A screening tool uses a list of questions to identify who may have a high risk or likelihood of a disease or condition. Public Health England describe screening like a sieve: most people pass through because they are at low risk. However, some people’s results show a higher risk or likelihood of the condition. But further tests are required to confirm/diagnose the actual presence of that condition.

The two most commonly-used screening tools for dissociative disorders are the DES (Dissociative Experiences Scale) and the SDQ-20 (Somatoform Dissociation Questionnaire). The DES mainly looks at psychological symptoms whereas the SDQ-20 focuses on physical symptoms or body experiences.

These screening tools do not provide a diagnosis, but a higher score indicates a greater likelihood of suffering from a dissociative disorder, which would warrant further investigation. A full diagnosis is usually given using the SCID-D clinical assessment tool, delivered face-to-face by a qualified clinician, or the DDIS (Dissociative Disorders Interview Schedule).

There are limitations of the DES and SDQ-20 screening tools because they are self-report tools. There can be false positives: someone who overestimates their symptoms. There can also be false negatives: someone who underestimates or denies their symptoms. This is particularly true when people have ‘amnesia for amnesia’.


For each experience on the DES questionnaire you were asked to select what percentage of the time this happens to you. You could choose between 0% (never) and 100% (always). The questionnaire is scored by taking the mean percentage: if you add up the percentages you gave for each question and divide it by the number of questions, you get the average percentage you gave.

A score of more than 30 indicates significant dissociative symptoms. Studies show that 74% of those with DID scored 30 or more on the DES. Where people scored over 30 but did not have DID, 61% had PTSD or another dissociative disorder.

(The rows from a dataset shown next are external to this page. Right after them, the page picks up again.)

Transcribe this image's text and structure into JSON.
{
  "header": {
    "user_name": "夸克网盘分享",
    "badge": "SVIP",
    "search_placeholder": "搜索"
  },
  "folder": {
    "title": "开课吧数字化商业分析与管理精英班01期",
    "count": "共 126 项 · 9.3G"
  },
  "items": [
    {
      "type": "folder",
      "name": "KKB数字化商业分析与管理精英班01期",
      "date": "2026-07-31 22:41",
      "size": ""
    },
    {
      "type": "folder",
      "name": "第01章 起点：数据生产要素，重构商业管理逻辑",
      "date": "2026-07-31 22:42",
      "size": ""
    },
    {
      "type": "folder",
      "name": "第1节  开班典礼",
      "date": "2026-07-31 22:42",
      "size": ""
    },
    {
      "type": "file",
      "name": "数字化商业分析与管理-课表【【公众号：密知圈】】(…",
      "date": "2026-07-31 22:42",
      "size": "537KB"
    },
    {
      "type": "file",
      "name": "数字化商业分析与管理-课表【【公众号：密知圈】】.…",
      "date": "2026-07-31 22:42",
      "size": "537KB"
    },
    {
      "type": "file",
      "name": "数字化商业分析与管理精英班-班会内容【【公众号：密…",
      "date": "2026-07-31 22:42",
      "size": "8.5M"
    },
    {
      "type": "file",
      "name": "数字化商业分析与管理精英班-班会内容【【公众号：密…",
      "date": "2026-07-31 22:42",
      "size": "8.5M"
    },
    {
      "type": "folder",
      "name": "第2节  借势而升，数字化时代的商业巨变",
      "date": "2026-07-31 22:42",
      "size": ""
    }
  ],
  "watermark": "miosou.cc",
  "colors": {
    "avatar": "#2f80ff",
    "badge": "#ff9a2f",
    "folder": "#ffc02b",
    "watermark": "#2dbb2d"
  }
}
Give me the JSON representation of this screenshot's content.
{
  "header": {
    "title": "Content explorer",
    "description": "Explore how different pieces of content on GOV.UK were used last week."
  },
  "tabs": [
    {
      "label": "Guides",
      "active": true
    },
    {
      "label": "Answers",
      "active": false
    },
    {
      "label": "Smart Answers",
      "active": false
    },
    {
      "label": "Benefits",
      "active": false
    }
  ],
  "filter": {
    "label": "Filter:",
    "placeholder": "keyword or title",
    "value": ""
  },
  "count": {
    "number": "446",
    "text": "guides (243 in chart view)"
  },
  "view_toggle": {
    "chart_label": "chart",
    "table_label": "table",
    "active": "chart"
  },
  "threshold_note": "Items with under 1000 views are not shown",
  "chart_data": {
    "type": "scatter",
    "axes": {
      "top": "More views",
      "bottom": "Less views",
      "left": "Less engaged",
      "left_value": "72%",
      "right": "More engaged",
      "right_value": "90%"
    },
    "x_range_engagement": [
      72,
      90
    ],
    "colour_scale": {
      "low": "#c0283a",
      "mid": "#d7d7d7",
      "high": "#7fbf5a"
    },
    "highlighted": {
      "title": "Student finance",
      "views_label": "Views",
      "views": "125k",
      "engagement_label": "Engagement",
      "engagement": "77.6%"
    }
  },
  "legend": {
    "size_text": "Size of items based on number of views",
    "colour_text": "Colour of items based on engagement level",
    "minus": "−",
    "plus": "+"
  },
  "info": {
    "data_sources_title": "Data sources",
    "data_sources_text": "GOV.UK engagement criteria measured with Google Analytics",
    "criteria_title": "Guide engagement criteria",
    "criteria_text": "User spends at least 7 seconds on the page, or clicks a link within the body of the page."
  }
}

General adult population5.4
Anxiety disorders7
Affective disorders9.35
Eating disorders15.8
Borderline personality disorder19.2
Posttraumatic stress disorder31
Dissociative disorder not otherwise specified (DDNOS)36
Dissociative identity disorder (DID)48

Carlson, E.B. & Putnam, F.W. (1993). An update on the Dissociative Experience Scale. Dissociation 6(1): 16-27.


Pathological/clinically significant dissociation can be assessed by a subset of 8 questions (3, 5, 7, 8, 12, 13, 22 and 27) and is called the DES-Taxon. The scores for these questions more strongly relate to the presence of pathological dissociation and a dissociative disorder.


As there is a correlation between somatoform dissociative symptoms and a dissociative disorder, scoring someone’s somatoform symptoms can indicate a likelihood of a dissociative disorder.

The questions look at positive symptoms (pain, seizures, heightened taste and touch sensations) and negative symptoms (lack of pain, sensation, feeling numb, immobility). You were asked for each question to say whether each statement applied to you not at all (1) through to extremely (5). If they did apply, you were asked if there was a known physical cause for this symptom. If there was we adjusted your score to 1 for that question.

The test is scored simply by adding up the number you gave for each question and can range from 20 to 100. Studies have consistently shown that a score of 30 or more is suggestive of a somatoform disorder, 40 or more is suggestive of a dissociative disorder, and a score of 50 or more is suggestive of dissociative identity disorder in particular. This table shows the mean scores found in key research studies.

STUDYNijenhuis et al. 1996Nijenhuis et al. 1998Nijenhuis et al. 1999Sar et al. 2000
Somatoform disordersN/AN/A32N/A
Major depressive episodeN/AN/AN/A28.7
Eating disordersN/AN/A27.7N/A
Anxiety disorderN/AN/AN/A26.8
Mixed non-dissociative psychiatric patients (mainly anxiety and depression)23.5N/A22.9N/A
Bipolar mood disorderN/AN/A21.622.7

More information about the scoring and interpretation of the SDQ-20 can be found here.